Working in Denver, CO Bail Bonds is a tough, strenuous job that can be rewarding and challenging. But like other jobs, the key to success is knowledge, experience, and enjoying what you do.

How to Become a Bail Bondsman in Colorado

Bail Bond Lights

The United States legal system depends on a vast number of components working together as one cohesive unit in order for justice to take its course. Part of that is bail and bail bonding, where finances are provided – if necessary – on the part of a defendant by assigning collateral. The bail bonding process results in the defendant being allowed out of custody, helps assure the person will appear for court appearances or forfeit the bond, and allows the bondsman to collect a percentage of the bond money for performing certain services for the defendant and the legal system. To become a bail bondsman in Denver:

Determine if you qualify to be a Colorado Bail Bondsman

If you want a career in Colorado Bail Bonds, there are certain qualifications you must meet. At the very least, you must be a Colorado resident 18 years-old or older, plus:

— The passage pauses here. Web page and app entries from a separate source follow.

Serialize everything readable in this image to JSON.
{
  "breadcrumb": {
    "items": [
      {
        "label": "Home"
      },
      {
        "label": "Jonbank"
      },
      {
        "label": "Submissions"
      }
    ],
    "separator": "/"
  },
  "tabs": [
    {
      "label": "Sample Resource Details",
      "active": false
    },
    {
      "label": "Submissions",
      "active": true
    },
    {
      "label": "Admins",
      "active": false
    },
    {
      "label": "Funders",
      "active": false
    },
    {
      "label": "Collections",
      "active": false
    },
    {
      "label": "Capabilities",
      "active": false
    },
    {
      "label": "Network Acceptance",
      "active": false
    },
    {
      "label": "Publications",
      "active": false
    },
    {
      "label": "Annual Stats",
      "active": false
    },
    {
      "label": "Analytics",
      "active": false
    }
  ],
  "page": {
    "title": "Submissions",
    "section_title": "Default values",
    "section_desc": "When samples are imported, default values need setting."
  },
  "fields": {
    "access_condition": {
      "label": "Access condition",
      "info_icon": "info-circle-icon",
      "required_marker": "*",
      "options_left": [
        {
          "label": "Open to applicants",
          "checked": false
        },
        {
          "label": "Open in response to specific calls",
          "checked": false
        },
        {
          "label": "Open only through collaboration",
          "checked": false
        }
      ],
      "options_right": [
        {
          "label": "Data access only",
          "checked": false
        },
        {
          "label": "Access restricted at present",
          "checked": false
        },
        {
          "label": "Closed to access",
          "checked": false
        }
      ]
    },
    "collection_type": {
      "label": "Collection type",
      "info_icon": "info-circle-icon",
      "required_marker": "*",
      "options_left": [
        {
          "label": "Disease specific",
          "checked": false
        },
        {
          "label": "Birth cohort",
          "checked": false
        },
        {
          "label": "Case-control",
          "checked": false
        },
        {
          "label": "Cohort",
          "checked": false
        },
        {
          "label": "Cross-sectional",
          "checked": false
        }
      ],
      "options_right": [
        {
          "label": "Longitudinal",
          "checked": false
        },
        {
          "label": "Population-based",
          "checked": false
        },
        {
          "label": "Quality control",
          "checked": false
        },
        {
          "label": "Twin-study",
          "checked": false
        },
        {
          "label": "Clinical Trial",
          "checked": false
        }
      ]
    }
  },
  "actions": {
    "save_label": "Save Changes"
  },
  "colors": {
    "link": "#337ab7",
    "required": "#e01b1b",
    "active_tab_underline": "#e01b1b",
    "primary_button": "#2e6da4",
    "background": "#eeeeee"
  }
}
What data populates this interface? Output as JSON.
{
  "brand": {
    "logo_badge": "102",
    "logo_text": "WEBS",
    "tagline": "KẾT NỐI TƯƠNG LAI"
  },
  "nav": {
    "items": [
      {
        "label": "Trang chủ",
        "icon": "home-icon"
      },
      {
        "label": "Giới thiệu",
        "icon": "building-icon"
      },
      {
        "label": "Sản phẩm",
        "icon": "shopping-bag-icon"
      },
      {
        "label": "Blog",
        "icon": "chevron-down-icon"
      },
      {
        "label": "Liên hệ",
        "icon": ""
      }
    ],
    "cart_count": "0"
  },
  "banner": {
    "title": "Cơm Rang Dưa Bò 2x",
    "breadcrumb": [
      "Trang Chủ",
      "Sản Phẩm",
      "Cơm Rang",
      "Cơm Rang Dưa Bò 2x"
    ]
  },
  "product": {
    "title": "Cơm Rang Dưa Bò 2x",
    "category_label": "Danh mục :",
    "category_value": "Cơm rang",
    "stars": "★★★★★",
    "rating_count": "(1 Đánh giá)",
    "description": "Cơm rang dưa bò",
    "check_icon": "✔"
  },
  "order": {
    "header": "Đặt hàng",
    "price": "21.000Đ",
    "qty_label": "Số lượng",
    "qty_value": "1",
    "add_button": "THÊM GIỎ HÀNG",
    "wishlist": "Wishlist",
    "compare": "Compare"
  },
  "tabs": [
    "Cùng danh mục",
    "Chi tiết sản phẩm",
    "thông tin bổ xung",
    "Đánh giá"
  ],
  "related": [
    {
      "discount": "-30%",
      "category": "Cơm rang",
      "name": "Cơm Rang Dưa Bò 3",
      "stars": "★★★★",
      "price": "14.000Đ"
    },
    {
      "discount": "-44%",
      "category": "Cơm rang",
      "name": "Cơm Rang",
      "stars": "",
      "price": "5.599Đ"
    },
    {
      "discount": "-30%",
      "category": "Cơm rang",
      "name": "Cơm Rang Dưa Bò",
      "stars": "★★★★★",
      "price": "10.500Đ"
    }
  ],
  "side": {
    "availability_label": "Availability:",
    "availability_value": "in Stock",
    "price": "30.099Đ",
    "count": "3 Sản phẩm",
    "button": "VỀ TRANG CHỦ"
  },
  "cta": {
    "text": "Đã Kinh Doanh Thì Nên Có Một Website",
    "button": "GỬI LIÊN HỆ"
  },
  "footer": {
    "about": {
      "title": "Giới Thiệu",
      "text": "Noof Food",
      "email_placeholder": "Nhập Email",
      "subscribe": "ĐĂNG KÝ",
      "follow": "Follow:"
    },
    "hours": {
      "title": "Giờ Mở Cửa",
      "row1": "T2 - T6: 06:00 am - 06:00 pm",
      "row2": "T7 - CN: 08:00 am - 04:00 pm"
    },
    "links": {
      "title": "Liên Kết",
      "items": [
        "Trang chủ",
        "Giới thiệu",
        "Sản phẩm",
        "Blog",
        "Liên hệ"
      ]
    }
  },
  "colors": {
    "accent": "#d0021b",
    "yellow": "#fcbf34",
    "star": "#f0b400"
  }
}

  • You must be lawfully present in the U.S.
  • You must have not been convicted of a felony in the last 10 years, or must not have completed parole, probation, or deferred sentence within the last 10 years from being released from jail.

Finally, you must be trustworthy, competent, financially responsible, and have a good personal and business reputation.

Prepare for the Bail Bond Exam

Dealing in Denver Bail Bonds as a bail bondsman requires that you have specific licensing and certification, which means you need to prepare for the appropriate exam. In the state of Colorado, this is handled through the Division of Insurance through the Department of Regulatory Agencies (DORA). Testing is administered by Pearson VUE on behalf of the state, and the VUE website contains links to Licensing and Certification Fulfillment Services, Colorado, Insurance, Examinations – Bail Bonds, and Pre-licensing Provider and Course Listing. There may be fees to obtain official test preparation materials.
It is required that anyone who wants to be a bail bondsman in Colorado first pass pre-licensing training before taking the certification exam. The Bail Bond Pre-Licensing course is eight hours; the Bail Recovery course, 16.

Take the Bail Bond Exam

As stated, the exam is administered by Pearson VUE on behalf of the state of Colorado.

  • New candidates for a career as a Denver Colorado Bail Bondsman must pass the Pearson VUE exam as described in the Candidate Handbook.
  • The passing score for the Bail Bond Examination is 75, good for one year.
  • Complete other documentation or provide other information, such as proof of the pre-licensing courses, finger prints, and a full face photograph.

Candidates who don’t pass the exam can re-take it as often as possible, though they must wait 24 hours between tests and pay the same fees as for the original exam.

What to Bring

Candidates who wish to take the exam must provide an Acceptable Form of Candidate Identification and Proof of Completion of Pre-licensing Training for the Bail Bonding Agent and Bail Recovery Courses.
Two signed forms of identification are required and can include Primary forms of ID with a non-expired photograph and signature:

  • Government issued driver’s license.
  • U.S. Department of State driver’s license.
  • U.S. Learner’s permit.
  • National/State/Country ID card.
  • Passport or Passport Card.
  • Military ID or Military ID for spouses or dependants.
  • Alien Registration card.

Secondary forms of ID may include the following signed:

  • U.S. Social Security Card.
  • ATM Debit or Credit Card.
  • Any form of ID on the primary list

Becoming a bail bondsman in Colorado can be difficult, but with the proper training and desire, passing the certification exams can lead to a worthwhile and exciting career.